A stock image of the LE Eithne.

Defence forces losing out on recruits due to 'low pay'

THE Defence Forces are losing out on recruits to companies such as Pfizer and McDonald’s due to the tough conditions and low pay currently being experienced by members of the force.

The low pay is being blamed as one of the key reasons for poor retention rates among new recruits and the low number of new applicants for open roles.

PDFORRA president Mark Keane said there needs to be adequate financial pay for the work they are doing.

“We are not looking for ridiculous amounts of money, but for new recruits, we are now competing with the likes of Pfizer and even McDonalds,” he said.

Mr Keane said the Defence Forces need 750 recruits to bring numbers back up to what they should be and they are struggling to attract bodies with the current offerings. There are currently around 9,000 members in the force and there should be 9,500 members and around 250 in training.

Mr Keane also said that skilled members of the Defence Forces are forgoing large sums of money to serve their country.

Speaking to the Evening Echo, Mr Keane said there are a number of skill sets within the Defence Forces who could obtain well-paid employment with companies outside of the defence forces, with less stress, strain, and hardship than they are currently enduring.

The PDFORRA president said that morale is an issue among the force.

“There is a growing level of frustration. The career was never financially rewarding but you joined because you liked it and you were into it.”

Now, Mr Keane said, members of the force are required to pick up the slack from the missing members and it is resulting in an increased workload for those left behind.

“We have commitments to the Government that we have to meet. There are cash escorts, air rescue, Portlaoise prison, aid to civil power. Things like Storm Ophelia, Storm Emma, gorse fires — and we also have a commitment to having 650 troops overseas.”

Mr Keane said a big problem is recruits joining and leaving again within two to three years.

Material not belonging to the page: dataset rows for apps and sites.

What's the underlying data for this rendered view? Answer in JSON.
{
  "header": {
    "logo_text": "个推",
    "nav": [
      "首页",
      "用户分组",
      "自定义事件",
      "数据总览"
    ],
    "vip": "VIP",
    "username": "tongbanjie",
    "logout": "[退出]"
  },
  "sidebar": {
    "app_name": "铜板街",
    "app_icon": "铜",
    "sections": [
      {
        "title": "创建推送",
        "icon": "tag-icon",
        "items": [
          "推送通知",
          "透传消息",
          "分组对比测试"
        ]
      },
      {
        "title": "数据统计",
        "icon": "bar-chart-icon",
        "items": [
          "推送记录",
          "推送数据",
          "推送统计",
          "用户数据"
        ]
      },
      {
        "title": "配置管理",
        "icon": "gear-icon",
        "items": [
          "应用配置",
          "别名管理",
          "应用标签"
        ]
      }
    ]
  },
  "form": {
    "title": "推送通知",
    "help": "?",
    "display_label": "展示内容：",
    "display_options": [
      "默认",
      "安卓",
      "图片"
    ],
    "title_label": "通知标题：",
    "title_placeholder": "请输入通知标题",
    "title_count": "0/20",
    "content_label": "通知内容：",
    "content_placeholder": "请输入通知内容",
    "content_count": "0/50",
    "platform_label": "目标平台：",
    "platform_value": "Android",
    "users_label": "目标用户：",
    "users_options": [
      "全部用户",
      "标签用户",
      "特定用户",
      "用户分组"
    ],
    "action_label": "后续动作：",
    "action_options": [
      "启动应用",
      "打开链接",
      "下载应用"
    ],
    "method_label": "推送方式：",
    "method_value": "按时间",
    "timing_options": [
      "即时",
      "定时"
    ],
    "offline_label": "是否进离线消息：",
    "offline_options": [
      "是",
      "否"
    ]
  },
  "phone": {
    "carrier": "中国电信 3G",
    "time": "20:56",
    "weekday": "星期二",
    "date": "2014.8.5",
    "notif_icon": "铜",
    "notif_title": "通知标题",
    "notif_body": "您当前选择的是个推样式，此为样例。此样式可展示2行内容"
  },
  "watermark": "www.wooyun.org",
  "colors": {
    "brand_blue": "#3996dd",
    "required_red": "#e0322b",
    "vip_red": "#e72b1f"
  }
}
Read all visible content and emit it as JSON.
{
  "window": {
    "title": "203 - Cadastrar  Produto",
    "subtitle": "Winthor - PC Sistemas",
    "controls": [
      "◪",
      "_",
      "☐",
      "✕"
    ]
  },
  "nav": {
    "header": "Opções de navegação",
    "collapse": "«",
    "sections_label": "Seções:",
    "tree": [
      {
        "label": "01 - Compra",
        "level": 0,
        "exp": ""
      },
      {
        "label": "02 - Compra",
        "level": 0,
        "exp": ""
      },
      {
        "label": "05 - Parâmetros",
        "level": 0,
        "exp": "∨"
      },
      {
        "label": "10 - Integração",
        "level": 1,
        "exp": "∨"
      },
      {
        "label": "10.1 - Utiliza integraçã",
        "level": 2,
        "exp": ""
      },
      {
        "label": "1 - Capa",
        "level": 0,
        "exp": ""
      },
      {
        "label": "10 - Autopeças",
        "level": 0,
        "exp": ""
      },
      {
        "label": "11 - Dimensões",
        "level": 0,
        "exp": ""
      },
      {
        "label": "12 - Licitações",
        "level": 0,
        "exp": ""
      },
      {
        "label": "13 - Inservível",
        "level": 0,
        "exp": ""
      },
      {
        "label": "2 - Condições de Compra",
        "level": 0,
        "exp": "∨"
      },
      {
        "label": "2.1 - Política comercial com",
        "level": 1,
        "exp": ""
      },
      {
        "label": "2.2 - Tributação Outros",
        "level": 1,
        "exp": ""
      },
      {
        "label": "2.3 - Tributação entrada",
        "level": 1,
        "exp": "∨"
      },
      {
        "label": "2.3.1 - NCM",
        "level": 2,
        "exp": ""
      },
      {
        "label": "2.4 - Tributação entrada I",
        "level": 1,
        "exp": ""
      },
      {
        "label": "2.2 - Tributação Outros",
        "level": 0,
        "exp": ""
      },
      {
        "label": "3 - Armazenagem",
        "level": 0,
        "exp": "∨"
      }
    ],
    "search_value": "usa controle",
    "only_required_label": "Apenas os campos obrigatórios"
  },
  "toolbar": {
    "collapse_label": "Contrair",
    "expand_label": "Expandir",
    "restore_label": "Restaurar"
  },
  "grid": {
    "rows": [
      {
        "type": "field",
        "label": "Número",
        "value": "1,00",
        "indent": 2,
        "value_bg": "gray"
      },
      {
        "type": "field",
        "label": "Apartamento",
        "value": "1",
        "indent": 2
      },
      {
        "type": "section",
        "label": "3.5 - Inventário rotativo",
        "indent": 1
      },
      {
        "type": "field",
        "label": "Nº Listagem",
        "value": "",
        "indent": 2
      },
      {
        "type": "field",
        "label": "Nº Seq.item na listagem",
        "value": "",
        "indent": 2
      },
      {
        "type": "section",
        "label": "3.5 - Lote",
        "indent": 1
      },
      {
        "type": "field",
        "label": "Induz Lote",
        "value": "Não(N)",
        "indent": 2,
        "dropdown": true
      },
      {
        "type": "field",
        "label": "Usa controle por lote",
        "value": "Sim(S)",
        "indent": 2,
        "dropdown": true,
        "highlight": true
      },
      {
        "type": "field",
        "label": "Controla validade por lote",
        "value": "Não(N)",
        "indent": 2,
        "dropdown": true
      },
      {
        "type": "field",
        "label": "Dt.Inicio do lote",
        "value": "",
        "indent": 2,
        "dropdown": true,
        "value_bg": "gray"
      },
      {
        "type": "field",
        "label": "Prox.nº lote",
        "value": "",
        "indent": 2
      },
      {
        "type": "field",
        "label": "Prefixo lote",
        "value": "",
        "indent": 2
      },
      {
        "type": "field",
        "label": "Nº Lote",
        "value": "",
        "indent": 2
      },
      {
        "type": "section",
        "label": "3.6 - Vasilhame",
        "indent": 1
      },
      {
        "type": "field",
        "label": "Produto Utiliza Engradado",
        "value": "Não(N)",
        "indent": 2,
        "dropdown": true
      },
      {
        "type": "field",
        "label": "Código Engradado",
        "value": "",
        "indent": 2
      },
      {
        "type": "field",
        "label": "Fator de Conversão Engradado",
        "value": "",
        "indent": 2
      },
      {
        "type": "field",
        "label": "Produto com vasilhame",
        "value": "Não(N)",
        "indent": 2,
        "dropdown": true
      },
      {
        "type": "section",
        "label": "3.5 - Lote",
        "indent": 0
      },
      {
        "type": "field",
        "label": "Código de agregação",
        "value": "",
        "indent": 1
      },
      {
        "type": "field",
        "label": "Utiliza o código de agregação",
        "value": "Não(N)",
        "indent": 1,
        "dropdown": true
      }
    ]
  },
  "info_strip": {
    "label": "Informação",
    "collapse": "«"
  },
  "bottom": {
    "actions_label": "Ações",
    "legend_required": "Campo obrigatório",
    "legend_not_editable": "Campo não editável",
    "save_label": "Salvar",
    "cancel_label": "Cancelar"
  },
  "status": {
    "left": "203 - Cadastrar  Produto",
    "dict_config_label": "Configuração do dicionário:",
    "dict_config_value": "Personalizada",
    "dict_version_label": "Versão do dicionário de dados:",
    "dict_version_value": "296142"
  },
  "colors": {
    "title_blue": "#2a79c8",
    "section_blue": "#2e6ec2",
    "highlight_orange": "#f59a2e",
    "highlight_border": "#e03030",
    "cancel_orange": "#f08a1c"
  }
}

“Only after a year and a half do they start their first post and then they realise the money isn’t great, conditions aren’t great, there is an increased workload and little downtime.”

Mr Keane said restoration of pay is a major issue, as is accommodation.